--- Problem to work on ---
Every entry that follows is to be set down exactly, with its pictures omitted.

=======

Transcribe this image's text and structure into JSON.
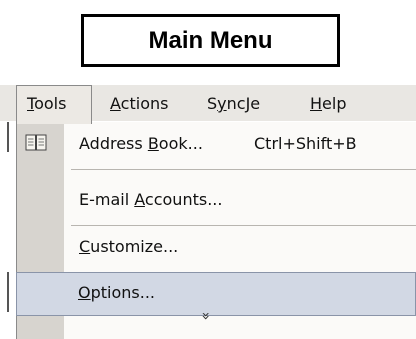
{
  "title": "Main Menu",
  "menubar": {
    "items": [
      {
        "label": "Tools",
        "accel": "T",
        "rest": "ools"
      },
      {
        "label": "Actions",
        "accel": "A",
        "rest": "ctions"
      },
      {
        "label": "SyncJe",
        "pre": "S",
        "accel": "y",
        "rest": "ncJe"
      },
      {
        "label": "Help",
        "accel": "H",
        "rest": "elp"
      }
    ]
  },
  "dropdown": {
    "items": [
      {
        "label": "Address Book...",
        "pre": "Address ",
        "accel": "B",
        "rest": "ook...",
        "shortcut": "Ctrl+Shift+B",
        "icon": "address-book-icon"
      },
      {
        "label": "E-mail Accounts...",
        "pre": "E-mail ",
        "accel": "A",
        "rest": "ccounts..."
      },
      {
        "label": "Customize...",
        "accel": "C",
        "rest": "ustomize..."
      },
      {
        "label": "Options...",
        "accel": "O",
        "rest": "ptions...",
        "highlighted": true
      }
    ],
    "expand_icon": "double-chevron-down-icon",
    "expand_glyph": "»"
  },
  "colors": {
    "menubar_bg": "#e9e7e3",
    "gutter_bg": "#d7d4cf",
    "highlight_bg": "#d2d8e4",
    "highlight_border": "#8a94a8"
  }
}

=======

--- Exercise result ---
Transcribe this image's text and structure into JSON.
{
  "title": "Main Menu",
  "menubar": {
    "items": [
      {
        "label": "Tools",
        "accel": "T",
        "rest": "ools"
      },
      {
        "label": "Actions",
        "accel": "A",
        "rest": "ctions"
      },
      {
        "label": "SyncJe",
        "pre": "S",
        "accel": "y",
        "rest": "ncJe"
      },
      {
        "label": "Help",
        "accel": "H",
        "rest": "elp"
      }
    ]
  },
  "dropdown": {
    "items": [
      {
        "label": "Address Book...",
        "pre": "Address ",
        "accel": "B",
        "rest": "ook...",
        "shortcut": "Ctrl+Shift+B",
        "icon": "address-book-icon"
      },
      {
        "label": "E-mail Accounts...",
        "pre": "E-mail ",
        "accel": "A",
        "rest": "ccounts..."
      },
      {
        "label": "Customize...",
        "accel": "C",
        "rest": "ustomize..."
      },
      {
        "label": "Options...",
        "accel": "O",
        "rest": "ptions...",
        "highlighted": true
      }
    ],
    "expand_icon": "double-chevron-down-icon",
    "expand_glyph": "»"
  },
  "colors": {
    "menubar_bg": "#e9e7e3",
    "gutter_bg": "#d7d4cf",
    "highlight_bg": "#d2d8e4",
    "highlight_border": "#8a94a8"
  }
}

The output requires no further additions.